the subsidy was reduced to £6 per house.
Slum housing. The rear of 18 to 29 Hobbins
Initially, little was done in
Wednesbury until 1925 when the situation was noted by a
government inspector, who was very critical of the poor
housing conditions in the town. This resulted in
questions being asked in the House of Commons by Alfred
Short, the Borough's member of parliament, who came to
Wednesbury and made a scathing attack on the council.
The council took no action to remedy the situation until
1926, and only then because of the tempting government
subsidy, and the lack of private sector building.
The government’s subsidy was again
reduced under the terms of the Revision of Contribution
Order of 1926 which stated that the subsidy for any
houses built after the 30th September, would be reduced
to £7.10s.0d. for 40 years. At the same time the local
authorities' contribution was reduced from £4.10s.0d. to
Between 1926 and 1930 a total of
206 council houses were built at Mesty Croft, 144 houses

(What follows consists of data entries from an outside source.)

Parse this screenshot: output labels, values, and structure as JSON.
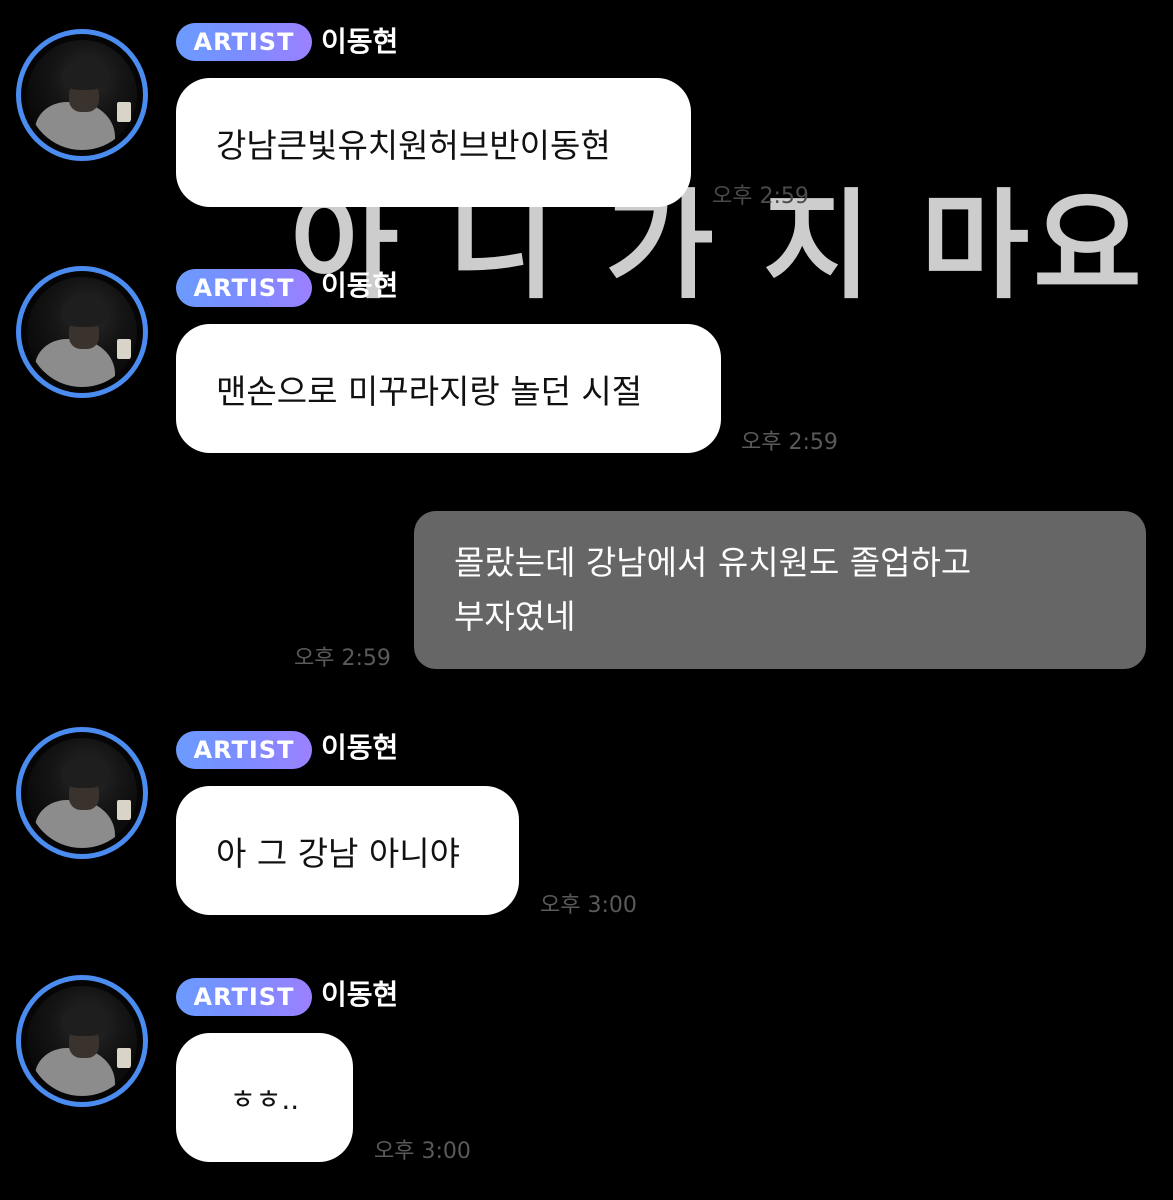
{
  "background_overlay_text": "아 니 가 지 마요",
  "messages": [
    {
      "badge": "ARTIST",
      "sender": "이동현",
      "text": "강남큰빛유치원허브반이동현",
      "time": "오후 2:59"
    },
    {
      "badge": "ARTIST",
      "sender": "이동현",
      "text": "맨손으로 미꾸라지랑 놀던 시절",
      "time": "오후 2:59"
    },
    {
      "line1": "몰랐는데 강남에서 유치원도 졸업하고",
      "line2": "부자였네",
      "time": "오후 2:59"
    },
    {
      "badge": "ARTIST",
      "sender": "이동현",
      "text": "아 그 강남 아니야",
      "time": "오후 3:00"
    },
    {
      "badge": "ARTIST",
      "sender": "이동현",
      "text": "ㅎㅎ..",
      "time": "오후 3:00"
    }
  ],
  "colors": {
    "background": "#000000",
    "avatar_ring": "#4a8cf0",
    "badge_gradient_start": "#6b9bff",
    "badge_gradient_end": "#9b80ff",
    "artist_bubble": "#ffffff",
    "fan_bubble": "#666666",
    "timestamp": "#5a5a5a"
  }
}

at Churchfields, 32 on the Holyhead Road, 26 in
Wellcroft Street, and 16 in Edward Street.
The Housing Act of 1930 encouraged
mass slum clearance and councils set to work to demolish
poor quality housing and replace it with new build. Slum
areas of housing existed in most inner city areas and
were generally old, neglected and unhealthy places to
live. Many of the houses, which had originally been
built for workers during the period of rapid industrial
development, were overcrowded and lacked amenities such
as an adequate water supply, ventilation and sunlight.
Using powers available under the Act to acquire and
demolish privately owned properties, slum clearance
schemes were put into action across the country.
The 1935 Health and Housing
The Act introduced a five year
programme for the clearance of slums, with designated
Improvement Areas. Local authorities had to provide
housing for those who lost their homes during slum
clearance, and were allowed to offer rent rebates
to those who needed special assistance.
By 1931 1,000 council houses were
occupied, and in 1933 a slum clearance scheme saw the
demolition of old houses in Queen Street, Moxley, Short
Street, and Portway Road. The 1933 Housing Act ended
subsidies for general housing, authorities were required
to concentrate their efforts on slum clearance.
The 1935 Housing Act required every
local authority to submit a programme of building and
demolition aimed at eliminating slums from their area.
The slum clearance programme in Wednesbury was enlarged,
and by 1935 the number of houses that had already been
demolished, or were about to be demolished reached
1,250; one 6th of all the houses in the town.
By 1944 there was an immediate need
for 700 houses and so reclamation work began at Park Lane
and Hobs Road, and a plan was put forward to build 1,420
council houses on 6 sites. At the time the total number
of inhabited houses in the town had reached 8,409, of which
3,088 were council properties.
Post war council housing estates
are found at Park Lane, Old Park Road, Dingley Road,
Crew Road, Friar Park, the Golf Course, Millfields,
Dangerfield Lane (Lodge Holes), Mesty Croft, Cross
Street and Balls Hill. Between the end of the war and
December 1958 nearly 2,000 council houses were built,
and in April 1959 the 5,000th council house had been
completed. Over 2,800 houses and old age pensioner
bungalows were completed after 1945.
Proceed to Reclamation